Advice for Young People
Sources of Support:
useful Coping Strategy
If you're having a moment of stress, panic or worry, here's a simple coping strategy that may help.
NHS Breathing Exercise
Make yourself as comfortable as you can. If possible, loosen any clothes that restrict your breathing.
- If you are lying down, place your arms a little bit away from your sides, with palms facing up. Let your legs be straight, or bend your knees so your feet are flat on the floor.
- If you are sitting, rest your hands on the chair's arms.
- If you are sitting or standing, place both feet flat on the ground. Whatever position you are in, place your feet roughly hip-width apart.
Follow the steps below:
You will get the most benefit if you do it regularly as part of your daily routine.
- Let your breath flow as deep down into your belly as is comfortable, without forcing it.
- Try breathing in through your nose and out through your mouth.
- Breathe in gently, and regularly (some people find it helpful to count steadily from 1 to 5. You may not be able to reach 5 at first).
- Then, without pausing or holding your breath, let it flow out gently, counting from 1 to 5 again.
- Keep doing this for 3 to 5 minutes.
Please find below links to the videos and power points shown during tutor time, Mental Health, Wellbeing and respect assemblies and from the CAMHS website:
|Video / PowerPoint
|Mental Health Awareness Week (15th May - 21st May 2023)
|Kooth - online mental wellbeing community presentation
|Children's Mental Health Week Feb 2023 by Peer to Peer MHFA Team
|ASC (short film which gives an uplifting introduction to autism)
|ADHD (short animation explaining how some people experience ADHD)
|Dyslexia (animation shedding light on the real challenges dyslexic children face)
|CAMHS videos on mental health & wellbeing
|Peer on peer abuse - what is online sexual harassment?
|Who would you tell if your saw online sexual harassment?
|Put an end to online sexual harassment - what will you do?
|Peer mentoring in secondary school
|How to spot the signs of mental illness
|We all have mental health (Anna Freud NCCF)
Support Guides for young people, parents & carers
Children's Mental Health Week is 6th - 12th February 2023. This year's theme is 'Let's connect'.
In relation to this theme, Kooth Digital Health have put a particular spotlight on the topics below, including:
- Feelings of depression and low mood
- Friendship difficulties
- Family relationship difficulties with siblings
- Supporting your child during difficult times
Please click on the images below to download the new support guides:
Further advice and information:

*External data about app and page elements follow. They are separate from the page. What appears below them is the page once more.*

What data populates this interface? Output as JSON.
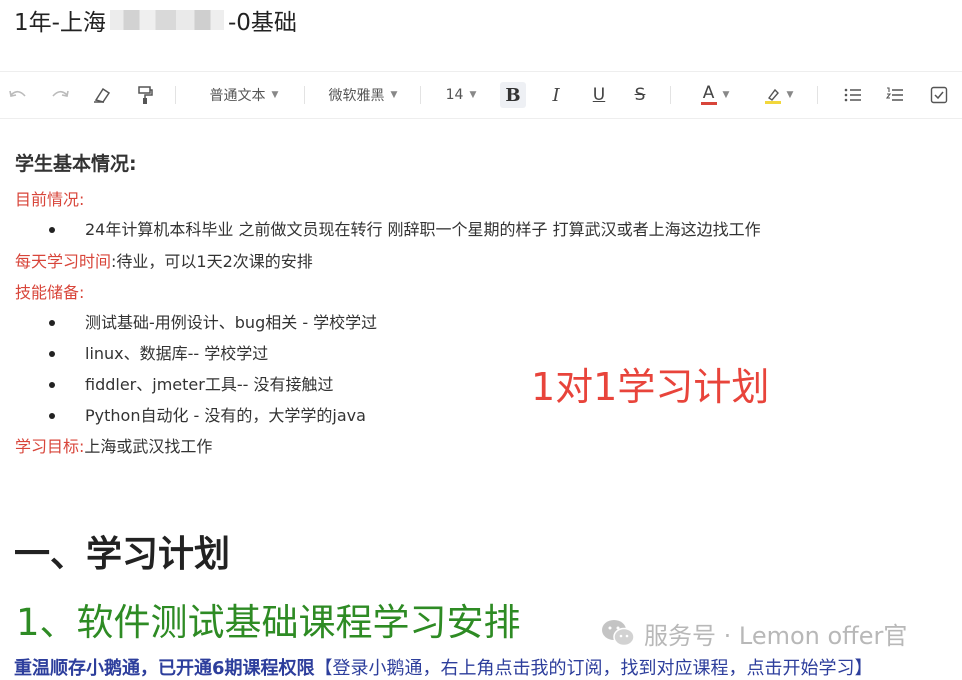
{
  "doc": {
    "title_prefix": "1年-上海",
    "title_suffix": "-0基础"
  },
  "toolbar": {
    "paragraph_style": "普通文本",
    "font_family": "微软雅黑",
    "font_size": "14",
    "bold": "B",
    "italic": "I",
    "underline": "U",
    "strikethrough": "S",
    "text_color": "A"
  },
  "content": {
    "basic_heading": "学生基本情况:",
    "current_label": "目前情况:",
    "current_items": [
      "24年计算机本科毕业 之前做文员现在转行 刚辞职一个星期的样子  打算武汉或者上海这边找工作"
    ],
    "daily_label": "每天学习时间",
    "daily_value": ":待业，可以1天2次课的安排",
    "skills_label": "技能储备:",
    "skills_items": [
      "测试基础-用例设计、bug相关 - 学校学过",
      "linux、数据库-- 学校学过",
      "fiddler、jmeter工具--  没有接触过",
      "Python自动化 - 没有的，大学学的java"
    ],
    "goal_label": "学习目标:",
    "goal_value": "上海或武汉找工作",
    "plan_note": "1对1学习计划",
    "section1_heading": "一、学习计划",
    "section1_sub": "1、软件测试基础课程学习安排",
    "bottom_bold": "重温顺存小鹅通，已开通6期课程权限",
    "bottom_text": "【登录小鹅通，右上角点击我的订阅，找到对应课程，点击开始学习】"
  },
  "watermark": {
    "text": "服务号 · Lemon offer官"
  },
  "colors": {
    "label_red": "#d8453a",
    "note_red": "#e8443b",
    "heading_green": "#2e8b24",
    "link_blue": "#2d3e9c"
  }
}
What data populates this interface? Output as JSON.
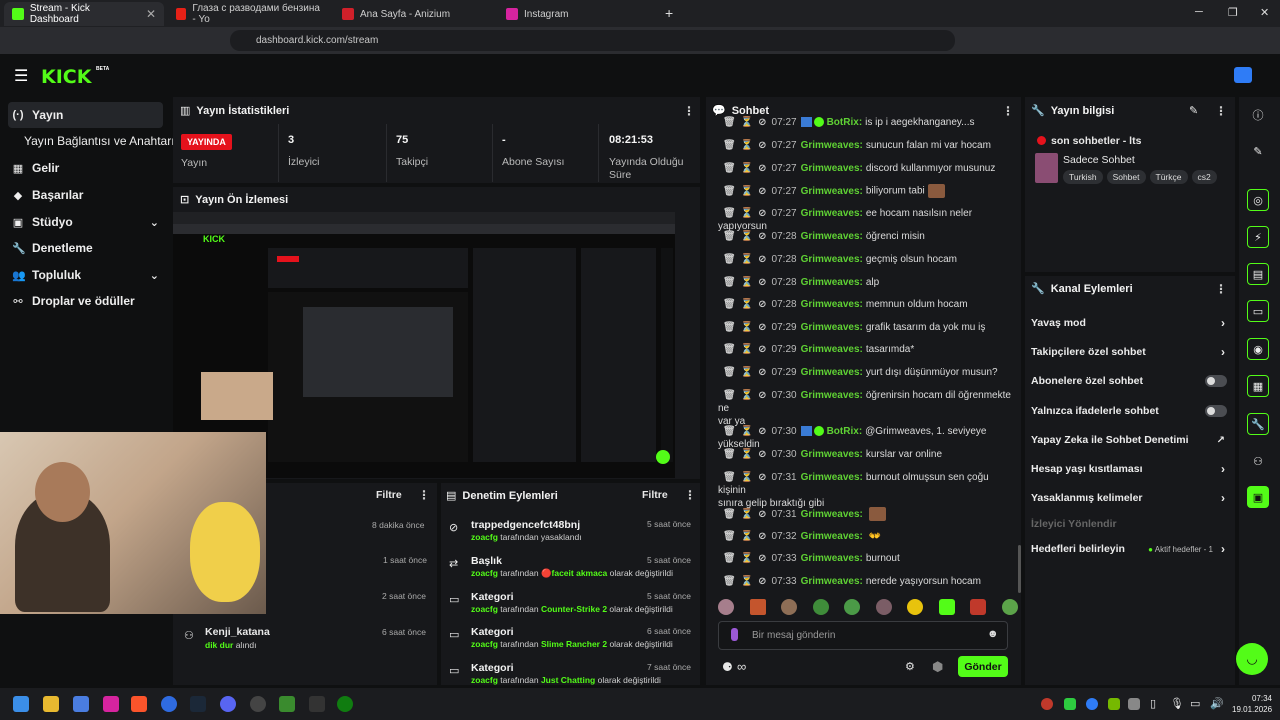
{
  "browser": {
    "tabs": [
      {
        "title": "Stream - Kick Dashboard",
        "color": "#53fc18"
      },
      {
        "title": "Глаза с разводами бензина - Yo",
        "color": "#e62117"
      },
      {
        "title": "Ana Sayfa - Anizium",
        "color": "#d0202a"
      },
      {
        "title": "Instagram",
        "color": "#d6249f"
      }
    ],
    "url": "dashboard.kick.com/stream",
    "new_tab": "+",
    "win_min": "─",
    "win_max": "❐",
    "win_close": "✕"
  },
  "brand": {
    "logo": "KICK",
    "beta": "BETA",
    "accent": "#53fc18"
  },
  "sidebar": {
    "items": [
      {
        "label": "Yayın",
        "icon": "(·)"
      },
      {
        "label": "Yayın Bağlantısı ve Anahtarı",
        "icon": ""
      },
      {
        "label": "Gelir",
        "icon": "▦"
      },
      {
        "label": "Başarılar",
        "icon": "◆"
      },
      {
        "label": "Stüdyo",
        "icon": "▣"
      },
      {
        "label": "Denetleme",
        "icon": "🔧"
      },
      {
        "label": "Topluluk",
        "icon": "👥"
      },
      {
        "label": "Droplar ve ödüller",
        "icon": "⚯"
      }
    ]
  },
  "stats": {
    "title": "Yayın İstatistikleri",
    "live": "YAYINDA",
    "live_label": "Yayın",
    "viewers": "3",
    "viewers_label": "İzleyici",
    "followers": "75",
    "followers_label": "Takipçi",
    "subs": "-",
    "subs_label": "Abone Sayısı",
    "uptime": "08:21:53",
    "uptime_label1": "Yayında Olduğu",
    "uptime_label2": "Süre"
  },
  "preview": {
    "title": "Yayın Ön İzlemesi"
  },
  "lower_left": {
    "filter": "Filtre",
    "times": [
      "8 dakika önce",
      "1 saat önce",
      "2 saat önce"
    ],
    "last_user": "Kenji_katana",
    "last_action": "dik dur",
    "last_action_suffix": " alındı",
    "last_time": "6 saat önce"
  },
  "moderation": {
    "title": "Denetim Eylemleri",
    "filter": "Filtre",
    "rows": [
      {
        "title": "trappedgencefct48bnj",
        "by": "zoacfg",
        "mid": " tarafından yasaklandı",
        "val": "",
        "tail": "",
        "time": "5 saat önce",
        "icon": "⊘"
      },
      {
        "title": "Başlık",
        "by": "zoacfg",
        "mid": " tarafından ",
        "val": "🔴faceit akmaca",
        "tail": " olarak değiştirildi",
        "time": "5 saat önce",
        "icon": "⇄"
      },
      {
        "title": "Kategori",
        "by": "zoacfg",
        "mid": " tarafından ",
        "val": "Counter-Strike 2",
        "tail": " olarak değiştirildi",
        "time": "5 saat önce",
        "icon": "▭"
      },
      {
        "title": "Kategori",
        "by": "zoacfg",
        "mid": " tarafından ",
        "val": "Slime Rancher 2",
        "tail": " olarak değiştirildi",
        "time": "6 saat önce",
        "icon": "▭"
      },
      {
        "title": "Kategori",
        "by": "zoacfg",
        "mid": " tarafından ",
        "val": "Just Chatting",
        "tail": " olarak değiştirildi",
        "time": "7 saat önce",
        "icon": "▭"
      }
    ]
  },
  "chat": {
    "title": "Sohbet",
    "messages": [
      {
        "time": "07:27",
        "user": "BotRix",
        "text": "is ip i aegekhanganey...s",
        "bot": true
      },
      {
        "time": "07:27",
        "user": "Grimweaves",
        "text": "sunucun falan mi var hocam"
      },
      {
        "time": "07:27",
        "user": "Grimweaves",
        "text": "discord kullanmıyor musunuz"
      },
      {
        "time": "07:27",
        "user": "Grimweaves",
        "text": "biliyorum tabi",
        "emote": true
      },
      {
        "time": "07:27",
        "user": "Grimweaves",
        "text": "ee hocam nasılsın neler yapıyorsun"
      },
      {
        "time": "07:28",
        "user": "Grimweaves",
        "text": "öğrenci misin"
      },
      {
        "time": "07:28",
        "user": "Grimweaves",
        "text": "geçmiş olsun hocam"
      },
      {
        "time": "07:28",
        "user": "Grimweaves",
        "text": "alp"
      },
      {
        "time": "07:28",
        "user": "Grimweaves",
        "text": "memnun oldum hocam"
      },
      {
        "time": "07:29",
        "user": "Grimweaves",
        "text": "grafik tasarım da yok mu iş"
      },
      {
        "time": "07:29",
        "user": "Grimweaves",
        "text": "tasarımda*"
      },
      {
        "time": "07:29",
        "user": "Grimweaves",
        "text": "yurt dışı düşünmüyor musun?"
      },
      {
        "time": "07:30",
        "user": "Grimweaves",
        "text": "öğrenirsin hocam dil öğrenmekte ne",
        "cont": "var ya"
      },
      {
        "time": "07:30",
        "user": "BotRix",
        "text": "@Grimweaves, 1. seviyeye yükseldin",
        "bot": true
      },
      {
        "time": "07:30",
        "user": "Grimweaves",
        "text": "kurslar var online"
      },
      {
        "time": "07:31",
        "user": "Grimweaves",
        "text": "burnout olmuşsun sen çoğu kişinin",
        "cont": "sınıra gelip bıraktığı gibi"
      },
      {
        "time": "07:31",
        "user": "Grimweaves",
        "text": "",
        "emote": true
      },
      {
        "time": "07:32",
        "user": "Grimweaves",
        "text": "",
        "hands": "👐"
      },
      {
        "time": "07:33",
        "user": "Grimweaves",
        "text": "burnout"
      },
      {
        "time": "07:33",
        "user": "Grimweaves",
        "text": "nerede yaşıyorsun hocam"
      }
    ],
    "placeholder": "Bir mesaj gönderin",
    "send": "Gönder",
    "infinity": "∞"
  },
  "stream_info": {
    "title": "Yayın bilgisi",
    "stream_title": "son sohbetler - lts",
    "category": "Sadece Sohbet",
    "tags": [
      "Turkish",
      "Sohbet",
      "Türkçe",
      "cs2"
    ]
  },
  "channel_actions": {
    "title": "Kanal Eylemleri",
    "items": [
      {
        "label": "Yavaş mod",
        "type": "chev"
      },
      {
        "label": "Takipçilere özel sohbet",
        "type": "chev"
      },
      {
        "label": "Abonelere özel sohbet",
        "type": "toggle"
      },
      {
        "label": "Yalnızca ifadelerle sohbet",
        "type": "toggle"
      },
      {
        "label": "Yapay Zeka ile Sohbet Denetimi",
        "type": "ext"
      },
      {
        "label": "Hesap yaşı kısıtlaması",
        "type": "chev"
      },
      {
        "label": "Yasaklanmış kelimeler",
        "type": "chev"
      },
      {
        "label": "İzleyici Yönlendir",
        "type": "none",
        "disabled": true
      },
      {
        "label": "Hedefleri belirleyin",
        "type": "goal",
        "extra": "Aktif hedefler - 1"
      }
    ]
  },
  "taskbar": {
    "time": "07:34",
    "date": "19.01.2026"
  }
}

Please see the posters below for the "Your Police" Instagram page - a safe place made for teens with reliable information, advice and weekly quizzes to help keep you safe.
If you need further support, please contact:

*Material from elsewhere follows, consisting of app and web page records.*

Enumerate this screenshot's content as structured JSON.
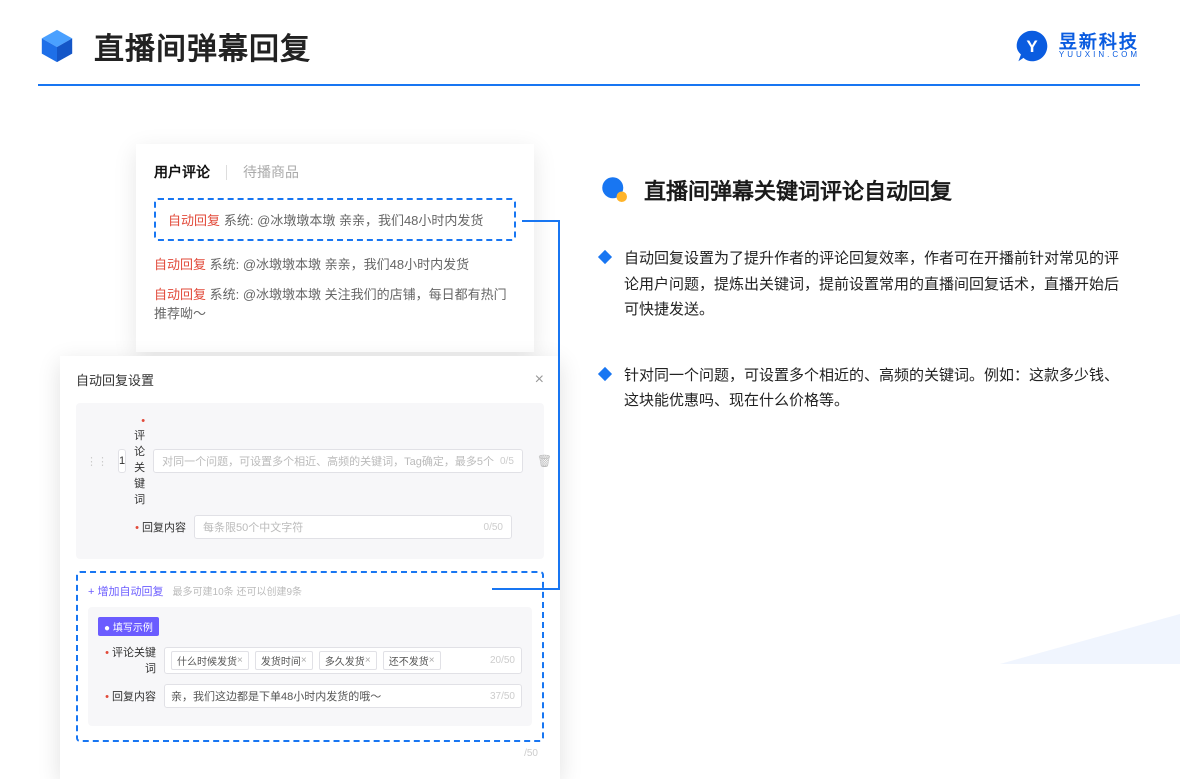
{
  "page_title": "直播间弹幕回复",
  "brand": {
    "cn": "昱新科技",
    "en": "YUUXIN.COM"
  },
  "panel_top": {
    "tab_active": "用户评论",
    "tab_inactive": "待播商品",
    "highlighted": {
      "tag": "自动回复",
      "text": "系统: @冰墩墩本墩 亲亲，我们48小时内发货"
    },
    "line2": {
      "tag": "自动回复",
      "text": "系统: @冰墩墩本墩 亲亲，我们48小时内发货"
    },
    "line3": {
      "tag": "自动回复",
      "text": "系统: @冰墩墩本墩 关注我们的店铺，每日都有热门推荐呦～"
    }
  },
  "panel_bottom": {
    "title": "自动回复设置",
    "index": "1",
    "kw_label": "评论关键词",
    "kw_placeholder": "对同一个问题，可设置多个相近、高频的关键词，Tag确定，最多5个",
    "kw_counter": "0/5",
    "content_label": "回复内容",
    "content_placeholder": "每条限50个中文字符",
    "content_counter": "0/50",
    "add_link": "+ 增加自动回复",
    "add_hint": "最多可建10条 还可以创建9条",
    "example_badge": "● 填写示例",
    "ex_kw_label": "评论关键词",
    "ex_tags": [
      "什么时候发货",
      "发货时间",
      "多久发货",
      "还不发货"
    ],
    "ex_kw_counter": "20/50",
    "ex_content_label": "回复内容",
    "ex_content_value": "亲，我们这边都是下单48小时内发货的哦～",
    "ex_content_counter": "37/50",
    "outside_counter": "/50"
  },
  "section": {
    "heading": "直播间弹幕关键词评论自动回复",
    "bullets": [
      "自动回复设置为了提升作者的评论回复效率，作者可在开播前针对常见的评论用户问题，提炼出关键词，提前设置常用的直播间回复话术，直播开始后可快捷发送。",
      "针对同一个问题，可设置多个相近的、高频的关键词。例如：这款多少钱、这块能优惠吗、现在什么价格等。"
    ]
  }
}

Mrs A Watts - Senior Mental Health Lead
Tel: 01244 257088 ext 4029